# Concluding Comments

**Concluding Comments – Peak broadening in Chromatographic Systems**

**Can you now draw a generalized plot of h versus flow rate?**

We have now developed all four contributions to peak broadening in chromatographic systems, compared their significance in gas and liquid chromatography, and seen how current state-of-the-art columns have been designed to minimize band broadening effects. We can now pull together all four of the contributions into one equation that reflects overall contributions to peak broadening. It is shown below, using one common way of expressing the eddy diffusion term:

h = Av^{1/3} + B/v + C_{S} v + C_{M} v

It is worthwhile examining the overall form of this expression. First note how the longitudinal diffusion term (B/v) will become very large at very low flow rates. Note how the mass transport terms (C_{S} v and C_{M} v) will become very large at very high flow rates. This implies that this equation will have a minimum at some intermediate flow rate. A generalized plot of this equation for a gas chromatographic packed column is shown below. The general contributions of the longitudinal diffusion and mass transport terms to the equation are also represented. The optimal flow rate for a gas chromatographic packed column is around 15 to 20 mL/minute. A lot of times people actually run these at higher flow rates of about 30 mL/minute. The reason for this is to shorten the analysis time. Some column efficiency is sacrificed, but the entire separation process is a balance between chromatographic efficiency and analysis time, where there is a desirability to shorten this if possible.

**Figure 42.** Generalized van Deemter plot for a packed gas chromatographic column.

A similar plot is also shown below for liquid chromatography. Notice in this case that extremely low flow rates must be used before longitudinal diffusion becomes a significant contribution to broadening. This means that the optimal flow rate for liquid chromatographic separations is very slow, which is undesirable because of the long analysis times this would create. Instead, a common flow rate for a packed C_{18} liquid chromatographic column is in the 1.0 to 1.5 mL/minute range.

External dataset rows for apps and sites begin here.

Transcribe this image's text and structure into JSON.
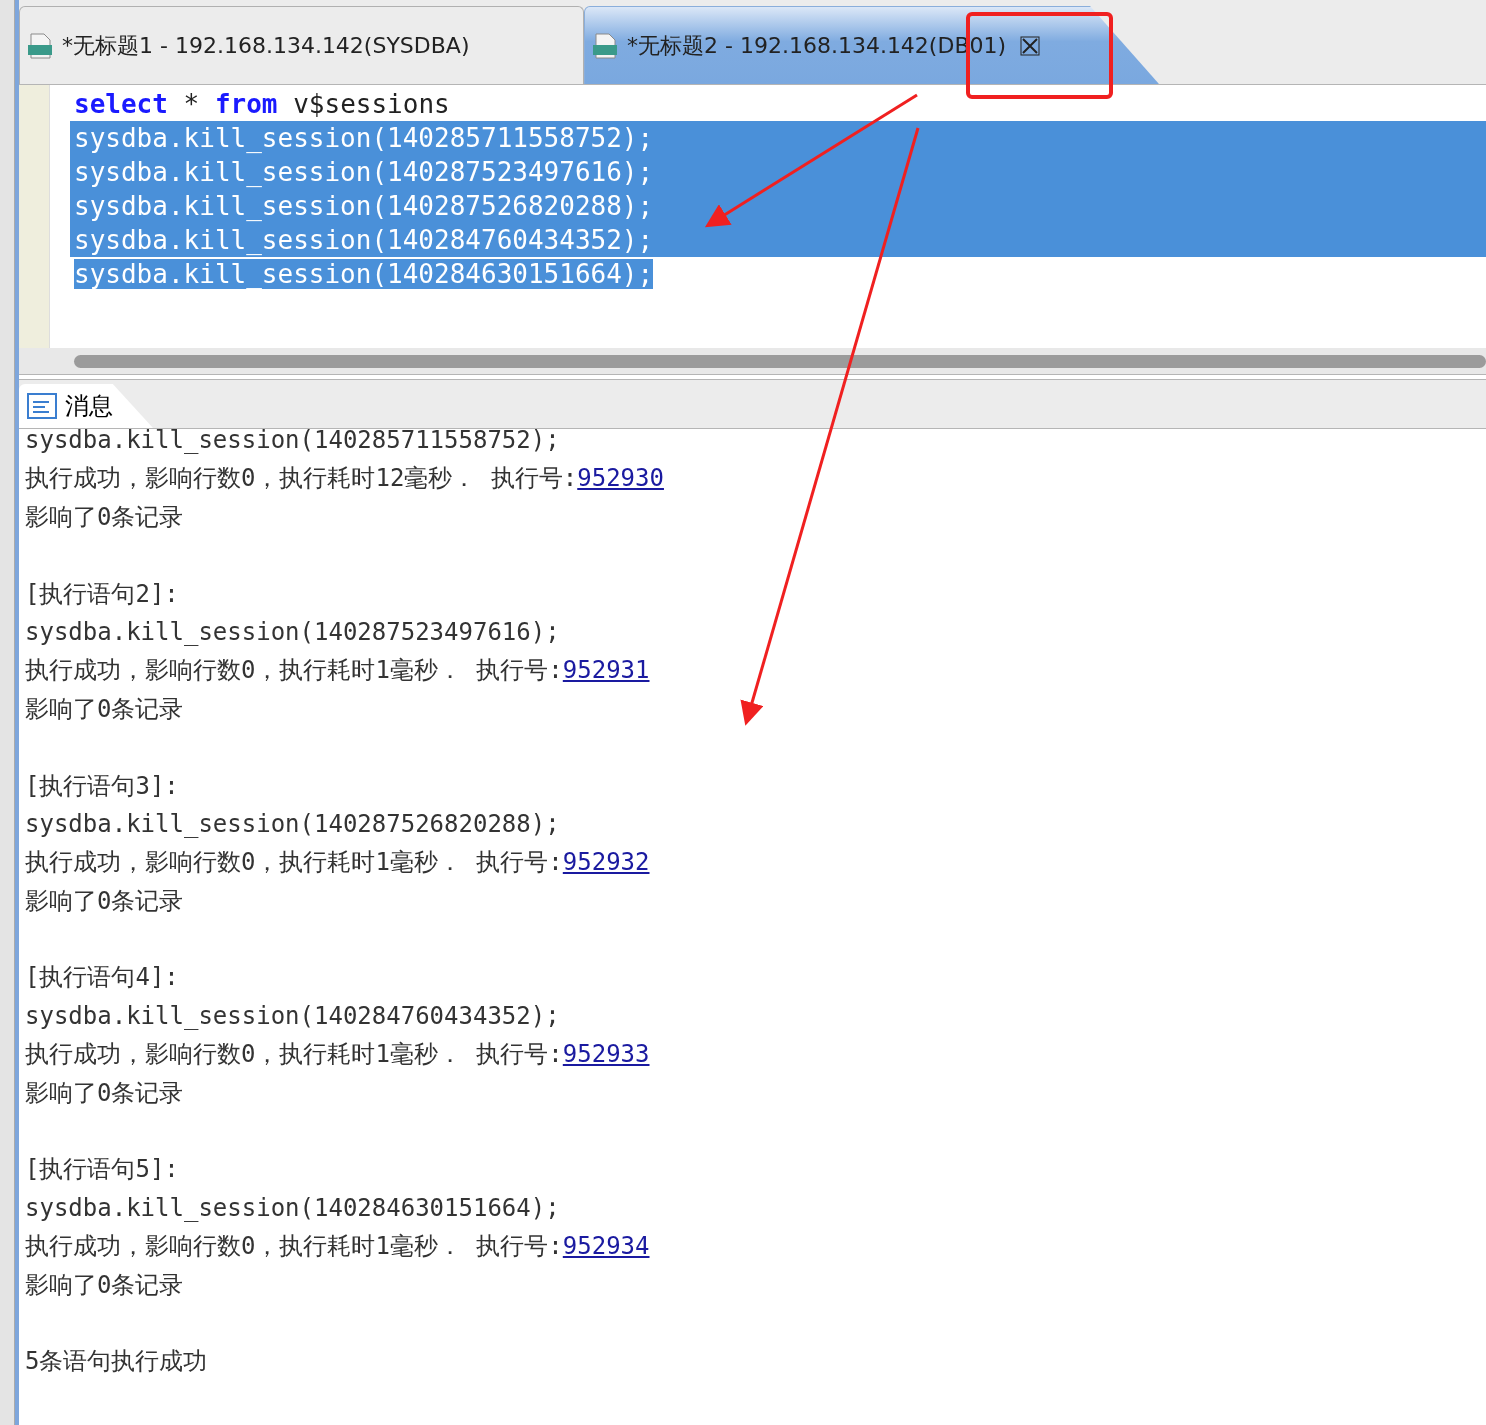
{
  "tabs": [
    {
      "title": "*无标题1 - 192.168.134.142(SYSDBA)",
      "selected": false,
      "closable": false
    },
    {
      "title": "*无标题2 - 192.168.134.142(DB01)",
      "selected": true,
      "closable": true
    }
  ],
  "editor": {
    "lines": [
      {
        "selected": false,
        "tokens": [
          {
            "text": "select",
            "kind": "keyword"
          },
          {
            "text": " * ",
            "kind": "plain"
          },
          {
            "text": "from",
            "kind": "keyword"
          },
          {
            "text": " v$sessions",
            "kind": "plain"
          }
        ]
      },
      {
        "selected": true,
        "tokens": [
          {
            "text": "sysdba.kill_session(140285711558752);",
            "kind": "plain"
          }
        ]
      },
      {
        "selected": true,
        "tokens": [
          {
            "text": "sysdba.kill_session(140287523497616);",
            "kind": "plain"
          }
        ]
      },
      {
        "selected": true,
        "tokens": [
          {
            "text": "sysdba.kill_session(140287526820288);",
            "kind": "plain"
          }
        ]
      },
      {
        "selected": true,
        "tokens": [
          {
            "text": "sysdba.kill_session(140284760434352);",
            "kind": "plain"
          }
        ]
      },
      {
        "selected": true,
        "tokens": [
          {
            "text": "sysdba.kill_session(140284630151664);",
            "kind": "plain"
          }
        ]
      }
    ]
  },
  "messages_tab": {
    "title": "消息",
    "selected": true
  },
  "messages": [
    {
      "sql": "sysdba.kill_session(140285711558752);",
      "result": "执行成功，影响行数0，执行耗时12毫秒． 执行号:",
      "exec_no": "952930",
      "affected": "影响了0条记录"
    },
    {
      "label": "[执行语句2]:",
      "sql": "sysdba.kill_session(140287523497616);",
      "result": "执行成功，影响行数0，执行耗时1毫秒． 执行号:",
      "exec_no": "952931",
      "affected": "影响了0条记录"
    },
    {
      "label": "[执行语句3]:",
      "sql": "sysdba.kill_session(140287526820288);",
      "result": "执行成功，影响行数0，执行耗时1毫秒． 执行号:",
      "exec_no": "952932",
      "affected": "影响了0条记录"
    },
    {
      "label": "[执行语句4]:",
      "sql": "sysdba.kill_session(140284760434352);",
      "result": "执行成功，影响行数0，执行耗时1毫秒． 执行号:",
      "exec_no": "952933",
      "affected": "影响了0条记录"
    },
    {
      "label": "[执行语句5]:",
      "sql": "sysdba.kill_session(140284630151664);",
      "result": "执行成功，影响行数0，执行耗时1毫秒． 执行号:",
      "exec_no": "952934",
      "affected": "影响了0条记录"
    }
  ],
  "summary": "5条语句执行成功"
}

**Figure 43.** Generalized van Deemter plot for a packed liquid chromatographic column.

For capillary GC columns, which are more commonly used today than packed GC columns, instead of setting a column flow rate you often set the column head pressure to a value recommended by the instrument manufacturer. By adjusting the pressure of the carrier gas (usually helium) at the beginning of the column, this insures an adequate flow of gas through the column. The desired head pressure depends on the length and internal diameter of the capillary column. Longer or narrower columns will require higher pressures to maintain adequate flow. One observation is that the pressure of the gas drops from the beginning to the end of the column, such that the flow rate changes over the column as well. Instead of measuring a flow rate for a fused silica capillary column in mL/min, it is more common to measure the carrier gas velocity (u) in cm/sec. Since this value changes as well over the column, an average value is obtained by dividing the column length in cm by the retention time in seconds of an unretained compound.

\[\mathrm{u\: (cm/sec) = \dfrac{column\: length\: (cm)}{RT\: of\: unretained\: peak\: (sec)}}\]

A plot of the plate height versus carrier gas velocity for a column that is 25 m long and has a 0.25 mm internal diameter is shown below. The characteristic observation of an optimum velocity as which to minimize peak broadening is observed.

**Figure 44.** van Deemter plots for a capillary gas chromatographic column.

**Why is the plot different for nitrogen versus helium as the carrier gas?** The key difference between nitrogen and helium is the viscosity of the two gases. Nitrogen, as a heavier molecule, will have a higher viscosity than helium. The higher viscosity of nitrogen slows down the diffusion rates and increases the contribution of mobile phase mass transport broadening. Using helium as the carrier gas leads to improved efficiency because of the reduction in mobile phase mass transport broadening relative to nitrogen. Also, the u_{opt} for helium is at a higher flow rate meaning that the analysis time can be shortened. This plot shows that hydrogen would actually be a better carrier gas than helium. Hydrogen is rarely used as a carrier gas because of its explosion risk.